Return all the entries exactly. No pictures.

DATA EXTRACT START

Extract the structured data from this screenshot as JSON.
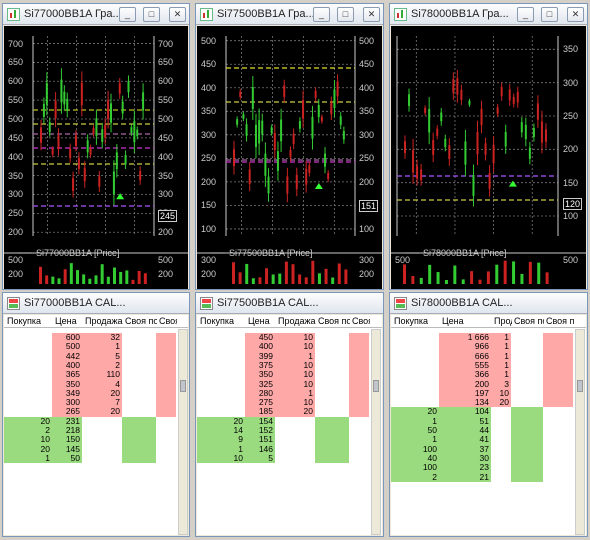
{
  "charts": [
    {
      "title": "Si77000BB1A Гра...",
      "legend": "Si77000BB1A [Price]",
      "ticks": [
        "700",
        "650",
        "600",
        "550",
        "500",
        "450",
        "400",
        "350",
        "300",
        "250",
        "200"
      ],
      "ticks_right": [
        "700",
        "650",
        "600",
        "550",
        "500",
        "450",
        "400",
        "350",
        "300",
        "250",
        "200"
      ],
      "current": "245",
      "sub_ticks": [
        "500",
        "200"
      ],
      "ymin": 190,
      "ymax": 720
    },
    {
      "title": "Si77500BB1A Гра...",
      "legend": "Si77500BB1A [Price]",
      "ticks": [
        "500",
        "450",
        "400",
        "350",
        "300",
        "250",
        "200",
        "150",
        "100"
      ],
      "ticks_right": [
        "500",
        "450",
        "400",
        "350",
        "300",
        "250",
        "200",
        "150",
        "100"
      ],
      "current": "151",
      "sub_ticks": [
        "300",
        "200"
      ],
      "ymin": 85,
      "ymax": 510
    },
    {
      "title": "Si78000BB1A Гра...",
      "legend": "Si78000BB1A [Price]",
      "ticks": [],
      "ticks_right": [
        "350",
        "300",
        "250",
        "200",
        "150",
        "100"
      ],
      "current": "120",
      "sub_ticks": [
        "500"
      ],
      "ymin": 70,
      "ymax": 370
    }
  ],
  "tables": [
    {
      "title": "Si77000BB1A CAL...",
      "headers": [
        "Покупка",
        "Цена",
        "Продажа",
        "Своя по",
        "Своя"
      ],
      "rows": [
        [
          "",
          "600",
          "32"
        ],
        [
          "",
          "500",
          "1"
        ],
        [
          "",
          "442",
          "5"
        ],
        [
          "",
          "400",
          "2"
        ],
        [
          "",
          "365",
          "110"
        ],
        [
          "",
          "350",
          "4"
        ],
        [
          "",
          "349",
          "20"
        ],
        [
          "",
          "300",
          "7"
        ],
        [
          "",
          "265",
          "20"
        ],
        [
          "20",
          "231",
          ""
        ],
        [
          "2",
          "218",
          ""
        ],
        [
          "10",
          "150",
          ""
        ],
        [
          "20",
          "145",
          ""
        ],
        [
          "1",
          "50",
          ""
        ]
      ],
      "sell_count": 9
    },
    {
      "title": "Si77500BB1A CAL...",
      "headers": [
        "Покупка",
        "Цена",
        "Продажа",
        "Своя по",
        "Своя"
      ],
      "rows": [
        [
          "",
          "450",
          "10"
        ],
        [
          "",
          "400",
          "10"
        ],
        [
          "",
          "399",
          "1"
        ],
        [
          "",
          "375",
          "10"
        ],
        [
          "",
          "350",
          "10"
        ],
        [
          "",
          "325",
          "10"
        ],
        [
          "",
          "280",
          "1"
        ],
        [
          "",
          "275",
          "10"
        ],
        [
          "",
          "185",
          "20"
        ],
        [
          "20",
          "154",
          ""
        ],
        [
          "14",
          "152",
          ""
        ],
        [
          "9",
          "151",
          ""
        ],
        [
          "1",
          "146",
          ""
        ],
        [
          "10",
          "5",
          ""
        ]
      ],
      "sell_count": 9
    },
    {
      "title": "Si78000BB1A CAL...",
      "headers": [
        "Покупка",
        "Цена",
        "Продажа",
        "Своя по",
        "Своя пр"
      ],
      "rows": [
        [
          "",
          "1 666",
          "1"
        ],
        [
          "",
          "966",
          "1"
        ],
        [
          "",
          "666",
          "1"
        ],
        [
          "",
          "555",
          "1"
        ],
        [
          "",
          "366",
          "1"
        ],
        [
          "",
          "200",
          "3"
        ],
        [
          "",
          "197",
          "10"
        ],
        [
          "",
          "134",
          "20"
        ],
        [
          "20",
          "104",
          ""
        ],
        [
          "1",
          "51",
          ""
        ],
        [
          "50",
          "44",
          ""
        ],
        [
          "1",
          "41",
          ""
        ],
        [
          "100",
          "37",
          ""
        ],
        [
          "40",
          "30",
          ""
        ],
        [
          "100",
          "23",
          ""
        ],
        [
          "2",
          "21",
          ""
        ]
      ],
      "sell_count": 8
    }
  ],
  "buttons": {
    "minimize": "_",
    "maximize": "□",
    "close": "✕"
  },
  "colors": {
    "sell": "#ffa8a8",
    "buy": "#9bdb80",
    "up_candle": "#33cc33",
    "down_candle": "#cc2222"
  }
}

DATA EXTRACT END

(ANSWER TO THIS PROBLEM):
Extract the structured data from this screenshot as JSON.
{
  "charts": [
    {
      "title": "Si77000BB1A Гра...",
      "legend": "Si77000BB1A [Price]",
      "ticks": [
        "700",
        "650",
        "600",
        "550",
        "500",
        "450",
        "400",
        "350",
        "300",
        "250",
        "200"
      ],
      "ticks_right": [
        "700",
        "650",
        "600",
        "550",
        "500",
        "450",
        "400",
        "350",
        "300",
        "250",
        "200"
      ],
      "current": "245",
      "sub_ticks": [
        "500",
        "200"
      ],
      "ymin": 190,
      "ymax": 720
    },
    {
      "title": "Si77500BB1A Гра...",
      "legend": "Si77500BB1A [Price]",
      "ticks": [
        "500",
        "450",
        "400",
        "350",
        "300",
        "250",
        "200",
        "150",
        "100"
      ],
      "ticks_right": [
        "500",
        "450",
        "400",
        "350",
        "300",
        "250",
        "200",
        "150",
        "100"
      ],
      "current": "151",
      "sub_ticks": [
        "300",
        "200"
      ],
      "ymin": 85,
      "ymax": 510
    },
    {
      "title": "Si78000BB1A Гра...",
      "legend": "Si78000BB1A [Price]",
      "ticks": [],
      "ticks_right": [
        "350",
        "300",
        "250",
        "200",
        "150",
        "100"
      ],
      "current": "120",
      "sub_ticks": [
        "500"
      ],
      "ymin": 70,
      "ymax": 370
    }
  ],
  "tables": [
    {
      "title": "Si77000BB1A CAL...",
      "headers": [
        "Покупка",
        "Цена",
        "Продажа",
        "Своя по",
        "Своя"
      ],
      "rows": [
        [
          "",
          "600",
          "32"
        ],
        [
          "",
          "500",
          "1"
        ],
        [
          "",
          "442",
          "5"
        ],
        [
          "",
          "400",
          "2"
        ],
        [
          "",
          "365",
          "110"
        ],
        [
          "",
          "350",
          "4"
        ],
        [
          "",
          "349",
          "20"
        ],
        [
          "",
          "300",
          "7"
        ],
        [
          "",
          "265",
          "20"
        ],
        [
          "20",
          "231",
          ""
        ],
        [
          "2",
          "218",
          ""
        ],
        [
          "10",
          "150",
          ""
        ],
        [
          "20",
          "145",
          ""
        ],
        [
          "1",
          "50",
          ""
        ]
      ],
      "sell_count": 9
    },
    {
      "title": "Si77500BB1A CAL...",
      "headers": [
        "Покупка",
        "Цена",
        "Продажа",
        "Своя по",
        "Своя"
      ],
      "rows": [
        [
          "",
          "450",
          "10"
        ],
        [
          "",
          "400",
          "10"
        ],
        [
          "",
          "399",
          "1"
        ],
        [
          "",
          "375",
          "10"
        ],
        [
          "",
          "350",
          "10"
        ],
        [
          "",
          "325",
          "10"
        ],
        [
          "",
          "280",
          "1"
        ],
        [
          "",
          "275",
          "10"
        ],
        [
          "",
          "185",
          "20"
        ],
        [
          "20",
          "154",
          ""
        ],
        [
          "14",
          "152",
          ""
        ],
        [
          "9",
          "151",
          ""
        ],
        [
          "1",
          "146",
          ""
        ],
        [
          "10",
          "5",
          ""
        ]
      ],
      "sell_count": 9
    },
    {
      "title": "Si78000BB1A CAL...",
      "headers": [
        "Покупка",
        "Цена",
        "Продажа",
        "Своя по",
        "Своя пр"
      ],
      "rows": [
        [
          "",
          "1 666",
          "1"
        ],
        [
          "",
          "966",
          "1"
        ],
        [
          "",
          "666",
          "1"
        ],
        [
          "",
          "555",
          "1"
        ],
        [
          "",
          "366",
          "1"
        ],
        [
          "",
          "200",
          "3"
        ],
        [
          "",
          "197",
          "10"
        ],
        [
          "",
          "134",
          "20"
        ],
        [
          "20",
          "104",
          ""
        ],
        [
          "1",
          "51",
          ""
        ],
        [
          "50",
          "44",
          ""
        ],
        [
          "1",
          "41",
          ""
        ],
        [
          "100",
          "37",
          ""
        ],
        [
          "40",
          "30",
          ""
        ],
        [
          "100",
          "23",
          ""
        ],
        [
          "2",
          "21",
          ""
        ]
      ],
      "sell_count": 8
    }
  ],
  "buttons": {
    "minimize": "_",
    "maximize": "□",
    "close": "✕"
  },
  "colors": {
    "sell": "#ffa8a8",
    "buy": "#9bdb80",
    "up_candle": "#33cc33",
    "down_candle": "#cc2222"
  }
}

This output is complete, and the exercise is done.